Some spar over Jones Library project borrowing
|Published: 11-26-2023 2:00 PM
AMHERST — Debate continued last week over a nearly $10 million increase in the borrowing authorization for the $46.14 million Jones Library renovation and expansion project, with those both for and against the idea using a public budget forum as a chance to state their cases.
Although the Finance Committee has yet to make a recommendation on increasing the borrowing authority, with two meetings set for the this week, the Town Council took feedback on the request at the forum that served as kickoff to the preparation of town, school and library budgets for fiscal 2025 over the next several months. The council could consider the authorization request at its Dec. 4 meeting.
Town Manager Paul Bockelman said that for the project to go out to bid, the full $46.14 million authorization is needed. Nine of the 13 councilors will have to approve that.

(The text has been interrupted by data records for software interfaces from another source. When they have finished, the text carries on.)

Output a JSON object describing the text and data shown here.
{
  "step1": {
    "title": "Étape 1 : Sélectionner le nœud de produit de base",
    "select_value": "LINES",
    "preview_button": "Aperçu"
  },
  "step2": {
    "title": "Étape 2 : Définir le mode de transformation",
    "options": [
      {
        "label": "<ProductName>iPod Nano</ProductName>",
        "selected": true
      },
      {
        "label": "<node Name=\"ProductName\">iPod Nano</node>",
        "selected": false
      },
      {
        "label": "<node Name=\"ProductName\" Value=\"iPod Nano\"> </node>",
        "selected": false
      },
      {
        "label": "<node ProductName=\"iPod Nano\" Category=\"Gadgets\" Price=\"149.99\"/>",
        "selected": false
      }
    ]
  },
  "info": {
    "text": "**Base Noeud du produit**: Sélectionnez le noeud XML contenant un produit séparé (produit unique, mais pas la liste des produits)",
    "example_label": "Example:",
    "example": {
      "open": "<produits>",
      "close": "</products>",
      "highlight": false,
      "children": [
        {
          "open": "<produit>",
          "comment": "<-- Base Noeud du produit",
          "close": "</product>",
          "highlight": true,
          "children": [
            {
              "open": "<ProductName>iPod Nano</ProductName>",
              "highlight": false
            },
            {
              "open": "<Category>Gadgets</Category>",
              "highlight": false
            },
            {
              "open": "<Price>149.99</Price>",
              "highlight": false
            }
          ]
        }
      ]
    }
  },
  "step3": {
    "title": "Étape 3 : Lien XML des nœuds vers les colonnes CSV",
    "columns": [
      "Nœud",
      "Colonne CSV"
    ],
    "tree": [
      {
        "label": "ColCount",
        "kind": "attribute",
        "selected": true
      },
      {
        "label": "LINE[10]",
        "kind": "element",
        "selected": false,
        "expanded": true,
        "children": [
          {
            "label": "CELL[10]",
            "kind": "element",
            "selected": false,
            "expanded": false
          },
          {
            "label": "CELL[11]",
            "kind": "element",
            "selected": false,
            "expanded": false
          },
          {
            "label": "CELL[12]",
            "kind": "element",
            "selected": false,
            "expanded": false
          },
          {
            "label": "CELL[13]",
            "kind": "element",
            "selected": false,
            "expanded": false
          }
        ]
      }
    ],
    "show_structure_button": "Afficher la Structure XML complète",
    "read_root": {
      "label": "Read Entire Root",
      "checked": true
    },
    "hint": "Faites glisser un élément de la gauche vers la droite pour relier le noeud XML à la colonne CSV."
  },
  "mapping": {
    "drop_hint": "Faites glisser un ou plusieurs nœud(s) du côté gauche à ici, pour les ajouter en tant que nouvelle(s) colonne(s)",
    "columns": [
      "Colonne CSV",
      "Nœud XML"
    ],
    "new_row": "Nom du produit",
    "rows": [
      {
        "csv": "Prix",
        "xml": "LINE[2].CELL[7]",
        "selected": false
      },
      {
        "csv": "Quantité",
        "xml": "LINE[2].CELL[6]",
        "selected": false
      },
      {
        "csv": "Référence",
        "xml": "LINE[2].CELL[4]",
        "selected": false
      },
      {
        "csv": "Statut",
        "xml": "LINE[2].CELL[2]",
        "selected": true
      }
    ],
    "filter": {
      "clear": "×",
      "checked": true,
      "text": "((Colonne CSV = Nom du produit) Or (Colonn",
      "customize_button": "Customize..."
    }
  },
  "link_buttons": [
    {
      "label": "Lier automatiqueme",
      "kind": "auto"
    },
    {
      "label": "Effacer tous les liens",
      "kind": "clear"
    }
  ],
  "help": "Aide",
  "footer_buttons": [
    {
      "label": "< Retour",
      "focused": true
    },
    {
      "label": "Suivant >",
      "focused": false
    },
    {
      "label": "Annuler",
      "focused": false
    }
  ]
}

Among those supporting the increased borrowing authorization was Allegra Haupt of Precinct 7, who said the library’s value will only be improved with expansion and renovation.
“I don’t think the repairs would be sufficient to that end,” Haupt said. “I think we could create a town space that is more inviting and welcoming.”
Nancy Campbell of Middle Street, a member of the Friends of the Jones Library, said the project needs to go beyond patching up the current building, last expanded and renovated in the early 1990s. “I urge the Town Council to make this weighty but logical decision to vote yes, to authorize borrowing for the Jones Library expansion and renovation project,” Campbell said.
Inanna Balkin, a ninth grader at the high school, said the library is important to the community, including teens who otherwise would hang out in the coffee and bubble tea shops.
“My friends and I look to the library to meet our social needs, and we could rely on it even more if the project went forward,” Balkin said.
Voters gave the project nearly two-thirds support two years ago. “I am asking you now to support the will of the voters,” Balkin said.
Laura Draucker of Rosemary Street said the opposition to the project hasn’t changed, and the sizable majority of residents who supported the project means it’s not controversial.
“I’m really not clear when people are saying this is a controversial project where this data is coming from,” Draucker said. “Sixty four percent is not controversial, that’s a strong mandate to the Town Council.”
Those concerned, though, note that projects like a new Department of Public Works headquarters and fire station may be delayed.
Peggy Matthews-Nilsen of Teaberry Lane said that town leaders need to balance wants with needs and what residents can afford.
“The Jones Library expansion was wasteful and extravagant when it was estimated to cost just $37 million,” Matthews-Nilsen said. “Now spiraling costs would require spending the obscene amount of $47 million, just to enlarge one of Amherst’s three public libraries.”
Amber Cano-Martin of Grantwood Drive. who ran unsuccessfully for Town Council, said better roads and sidewalks are demanded by voters, as well as by people on fixed incomes who want Amherst to be affordable to age in place.
“Saying no to this authorization is also a yes to a lot of other things people in this town want,” Cano-Martin said.
Ken Rosenthal of Sunset Avenue said the town has gone well beyond its $15.8 million commitment already, budgeting $1 million from the Community Preservation Act account and $8 million in interest. “I’d like the town to be a little more honest about how much town money is going into this project,” Rosenthal said.
“If you live in Amherst, you must know we need a working public works building, a fire station in the south, we need to make progress on our truly horrible roads,” said Ira Bryck of Strong Street. “How is it that this mega expansion that has grown in cost and shrunk in quality be taking up all the oxygen in the room?”Scott Merzbach can be reached at email@example.com.